Task data:
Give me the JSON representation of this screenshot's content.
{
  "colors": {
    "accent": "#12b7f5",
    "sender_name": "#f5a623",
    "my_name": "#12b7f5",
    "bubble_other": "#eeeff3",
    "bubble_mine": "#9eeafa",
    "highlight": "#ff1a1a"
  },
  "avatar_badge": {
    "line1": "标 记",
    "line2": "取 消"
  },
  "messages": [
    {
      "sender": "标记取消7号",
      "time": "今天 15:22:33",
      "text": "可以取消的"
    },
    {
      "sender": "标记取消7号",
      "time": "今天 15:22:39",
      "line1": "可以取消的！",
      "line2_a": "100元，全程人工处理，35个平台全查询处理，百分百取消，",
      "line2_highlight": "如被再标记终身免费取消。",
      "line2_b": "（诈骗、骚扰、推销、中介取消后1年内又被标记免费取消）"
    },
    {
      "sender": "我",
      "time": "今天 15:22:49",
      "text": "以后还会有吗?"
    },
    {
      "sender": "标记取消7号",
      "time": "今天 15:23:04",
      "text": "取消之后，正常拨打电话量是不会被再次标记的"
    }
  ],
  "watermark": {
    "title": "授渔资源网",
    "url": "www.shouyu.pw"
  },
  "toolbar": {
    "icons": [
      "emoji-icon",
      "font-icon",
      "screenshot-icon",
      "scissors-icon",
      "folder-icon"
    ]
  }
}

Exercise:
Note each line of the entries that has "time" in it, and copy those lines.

Response:
      "time": "今天 15:22:33",
      "time": "今天 15:22:39",
      "time": "今天 15:22:49",
      "time": "今天 15:23:04",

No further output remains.